The Role of Sociologists in Evaluation of a Pest Management Tool
In September 1993, the Clinton Administration announced its commitment to reducing pesticide use and promoting sustainable agriculture through promotion of Integrated Pest Management (IPM) on U.S. crop acreage. A goal of IPM use on 75% of crop acreage by the year 2000 was established. However, a major obstacle to this goal is that approximately 70 definitions of IPM exist, resulting in varied and often dissimilar assessments in measuring IPM. The primary objective of this research was to develop and present a standardized measurement tool for IPM that can be utilized across regions and commodities. In this paper we discuss the role sociologists have played methodologically in working with entomologists on development of a standardized evaluation tool, present the proposed measurement tool, and discuss future plans for the tool. We believe the research methodology presented, with minor modifications based on differing contexts, could be used in a multitude of evaluation environments.

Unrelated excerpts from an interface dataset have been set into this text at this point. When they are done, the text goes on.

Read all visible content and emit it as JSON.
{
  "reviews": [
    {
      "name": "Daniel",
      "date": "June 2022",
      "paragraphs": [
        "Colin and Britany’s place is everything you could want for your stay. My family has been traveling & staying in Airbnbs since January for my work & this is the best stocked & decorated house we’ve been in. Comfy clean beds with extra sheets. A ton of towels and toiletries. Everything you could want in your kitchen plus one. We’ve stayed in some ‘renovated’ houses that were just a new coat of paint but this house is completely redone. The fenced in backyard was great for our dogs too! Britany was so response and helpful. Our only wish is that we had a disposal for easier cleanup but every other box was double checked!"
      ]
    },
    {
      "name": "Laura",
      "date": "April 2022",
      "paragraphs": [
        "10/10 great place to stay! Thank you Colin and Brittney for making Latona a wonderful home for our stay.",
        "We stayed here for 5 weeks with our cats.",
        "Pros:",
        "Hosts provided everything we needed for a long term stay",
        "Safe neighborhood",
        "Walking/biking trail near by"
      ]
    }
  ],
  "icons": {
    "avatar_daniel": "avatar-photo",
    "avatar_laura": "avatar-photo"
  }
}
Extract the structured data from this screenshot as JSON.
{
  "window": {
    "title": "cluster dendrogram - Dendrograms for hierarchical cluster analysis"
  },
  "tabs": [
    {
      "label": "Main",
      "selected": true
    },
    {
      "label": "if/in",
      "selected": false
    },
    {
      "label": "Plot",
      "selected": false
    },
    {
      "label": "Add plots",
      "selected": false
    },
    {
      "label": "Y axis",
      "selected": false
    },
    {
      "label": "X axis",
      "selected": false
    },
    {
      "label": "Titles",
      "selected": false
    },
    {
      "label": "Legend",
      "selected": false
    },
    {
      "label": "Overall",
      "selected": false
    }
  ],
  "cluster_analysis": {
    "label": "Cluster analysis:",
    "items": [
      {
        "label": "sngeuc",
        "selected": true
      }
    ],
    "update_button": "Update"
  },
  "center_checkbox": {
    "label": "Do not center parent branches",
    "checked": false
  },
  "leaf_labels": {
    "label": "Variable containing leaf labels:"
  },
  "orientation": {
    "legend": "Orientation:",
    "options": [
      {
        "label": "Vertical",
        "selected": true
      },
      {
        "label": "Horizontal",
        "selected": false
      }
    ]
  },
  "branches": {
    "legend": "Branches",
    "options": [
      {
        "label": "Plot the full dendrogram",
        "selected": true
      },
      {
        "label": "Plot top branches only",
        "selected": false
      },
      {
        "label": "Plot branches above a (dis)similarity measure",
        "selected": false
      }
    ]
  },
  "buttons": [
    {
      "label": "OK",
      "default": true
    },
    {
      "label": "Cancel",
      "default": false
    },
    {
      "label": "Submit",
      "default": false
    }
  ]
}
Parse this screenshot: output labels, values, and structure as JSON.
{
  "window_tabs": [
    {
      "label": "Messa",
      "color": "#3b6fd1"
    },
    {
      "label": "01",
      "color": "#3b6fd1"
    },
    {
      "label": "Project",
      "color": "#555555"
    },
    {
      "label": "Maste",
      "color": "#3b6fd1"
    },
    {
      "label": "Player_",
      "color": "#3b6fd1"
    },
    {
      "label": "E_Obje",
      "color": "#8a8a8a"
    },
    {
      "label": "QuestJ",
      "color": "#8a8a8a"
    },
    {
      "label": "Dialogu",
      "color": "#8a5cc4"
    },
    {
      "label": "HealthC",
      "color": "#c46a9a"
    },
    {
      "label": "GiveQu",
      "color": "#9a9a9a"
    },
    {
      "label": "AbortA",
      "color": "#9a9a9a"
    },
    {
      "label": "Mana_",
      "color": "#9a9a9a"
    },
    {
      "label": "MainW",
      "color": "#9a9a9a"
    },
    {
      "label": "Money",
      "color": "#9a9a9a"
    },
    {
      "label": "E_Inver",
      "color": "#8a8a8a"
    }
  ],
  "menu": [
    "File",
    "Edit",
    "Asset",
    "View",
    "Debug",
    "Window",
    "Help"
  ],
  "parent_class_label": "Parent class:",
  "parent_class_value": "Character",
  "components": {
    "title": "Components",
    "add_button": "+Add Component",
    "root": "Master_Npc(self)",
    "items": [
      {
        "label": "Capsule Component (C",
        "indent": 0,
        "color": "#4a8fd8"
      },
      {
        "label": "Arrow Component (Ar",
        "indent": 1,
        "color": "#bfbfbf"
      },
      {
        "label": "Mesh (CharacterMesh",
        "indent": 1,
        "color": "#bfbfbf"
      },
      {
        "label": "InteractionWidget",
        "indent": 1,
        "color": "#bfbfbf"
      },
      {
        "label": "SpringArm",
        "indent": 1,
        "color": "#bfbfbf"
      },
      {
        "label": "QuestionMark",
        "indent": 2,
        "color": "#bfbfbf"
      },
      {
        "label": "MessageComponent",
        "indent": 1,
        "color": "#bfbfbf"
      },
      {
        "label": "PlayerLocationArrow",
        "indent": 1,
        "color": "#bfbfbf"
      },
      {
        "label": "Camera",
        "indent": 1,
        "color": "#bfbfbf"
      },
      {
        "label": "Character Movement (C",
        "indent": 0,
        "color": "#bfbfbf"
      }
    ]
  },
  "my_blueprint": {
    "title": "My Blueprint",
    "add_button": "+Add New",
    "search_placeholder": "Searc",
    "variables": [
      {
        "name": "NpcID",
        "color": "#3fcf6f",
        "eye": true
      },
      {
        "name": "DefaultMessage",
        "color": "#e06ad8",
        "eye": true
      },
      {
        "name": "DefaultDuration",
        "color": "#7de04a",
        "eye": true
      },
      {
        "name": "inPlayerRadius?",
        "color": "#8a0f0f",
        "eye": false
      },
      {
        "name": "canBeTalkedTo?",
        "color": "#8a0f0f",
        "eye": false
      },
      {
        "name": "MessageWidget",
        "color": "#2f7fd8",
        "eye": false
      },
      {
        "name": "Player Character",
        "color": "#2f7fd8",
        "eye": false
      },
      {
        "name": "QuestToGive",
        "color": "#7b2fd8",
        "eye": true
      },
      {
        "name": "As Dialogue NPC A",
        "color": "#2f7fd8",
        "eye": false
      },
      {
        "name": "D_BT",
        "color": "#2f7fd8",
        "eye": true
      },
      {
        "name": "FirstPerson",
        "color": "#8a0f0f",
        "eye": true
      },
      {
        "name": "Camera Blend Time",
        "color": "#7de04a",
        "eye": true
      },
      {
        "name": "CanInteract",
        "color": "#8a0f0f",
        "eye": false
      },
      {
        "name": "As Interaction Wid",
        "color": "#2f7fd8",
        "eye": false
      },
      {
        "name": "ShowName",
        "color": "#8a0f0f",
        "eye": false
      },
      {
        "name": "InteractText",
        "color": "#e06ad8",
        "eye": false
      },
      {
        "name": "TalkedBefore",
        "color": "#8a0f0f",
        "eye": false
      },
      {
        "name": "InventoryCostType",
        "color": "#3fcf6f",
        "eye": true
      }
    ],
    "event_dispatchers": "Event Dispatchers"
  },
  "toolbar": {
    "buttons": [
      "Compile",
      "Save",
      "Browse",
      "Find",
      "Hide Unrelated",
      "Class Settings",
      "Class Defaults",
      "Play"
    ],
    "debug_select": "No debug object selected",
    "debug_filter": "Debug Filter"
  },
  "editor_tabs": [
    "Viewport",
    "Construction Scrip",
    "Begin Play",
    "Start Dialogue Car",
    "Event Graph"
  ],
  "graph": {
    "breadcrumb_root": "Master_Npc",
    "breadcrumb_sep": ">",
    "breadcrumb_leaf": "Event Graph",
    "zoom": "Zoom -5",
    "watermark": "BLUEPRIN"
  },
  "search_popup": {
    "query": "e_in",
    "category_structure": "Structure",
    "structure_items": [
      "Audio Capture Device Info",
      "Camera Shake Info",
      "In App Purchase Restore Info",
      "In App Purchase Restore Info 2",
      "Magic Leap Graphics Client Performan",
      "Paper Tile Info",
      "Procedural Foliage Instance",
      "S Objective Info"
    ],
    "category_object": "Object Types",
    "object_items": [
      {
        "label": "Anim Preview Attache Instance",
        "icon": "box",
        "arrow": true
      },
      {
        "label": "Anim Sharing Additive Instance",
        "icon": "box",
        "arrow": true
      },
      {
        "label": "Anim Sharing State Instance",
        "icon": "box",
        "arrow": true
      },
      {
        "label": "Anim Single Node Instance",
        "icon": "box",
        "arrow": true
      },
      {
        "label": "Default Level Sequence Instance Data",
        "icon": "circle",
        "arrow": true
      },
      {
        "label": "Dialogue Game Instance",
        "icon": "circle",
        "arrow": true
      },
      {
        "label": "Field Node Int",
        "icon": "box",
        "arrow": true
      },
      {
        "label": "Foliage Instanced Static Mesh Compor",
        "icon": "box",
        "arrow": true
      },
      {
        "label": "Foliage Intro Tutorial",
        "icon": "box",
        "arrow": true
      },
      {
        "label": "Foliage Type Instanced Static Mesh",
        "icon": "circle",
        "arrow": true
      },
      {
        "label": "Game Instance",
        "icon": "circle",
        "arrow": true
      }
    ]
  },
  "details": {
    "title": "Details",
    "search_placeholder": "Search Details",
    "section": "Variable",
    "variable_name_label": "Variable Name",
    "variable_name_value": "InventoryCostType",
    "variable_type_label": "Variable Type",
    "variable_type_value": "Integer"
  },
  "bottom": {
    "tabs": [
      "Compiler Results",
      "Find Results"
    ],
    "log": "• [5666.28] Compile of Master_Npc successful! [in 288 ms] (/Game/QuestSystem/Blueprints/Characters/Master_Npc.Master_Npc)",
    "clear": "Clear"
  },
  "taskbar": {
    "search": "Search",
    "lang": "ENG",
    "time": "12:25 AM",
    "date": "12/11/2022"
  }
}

Peggy Petrzelka, Steve Padgitt, Carol Pilcher, Wendy Wintersteen. 2002. “The Role of Sociologists in Evaluation of a Pest Management Tool.” Journal of Applied Sociology. Vol. 19, No. 2:68-80.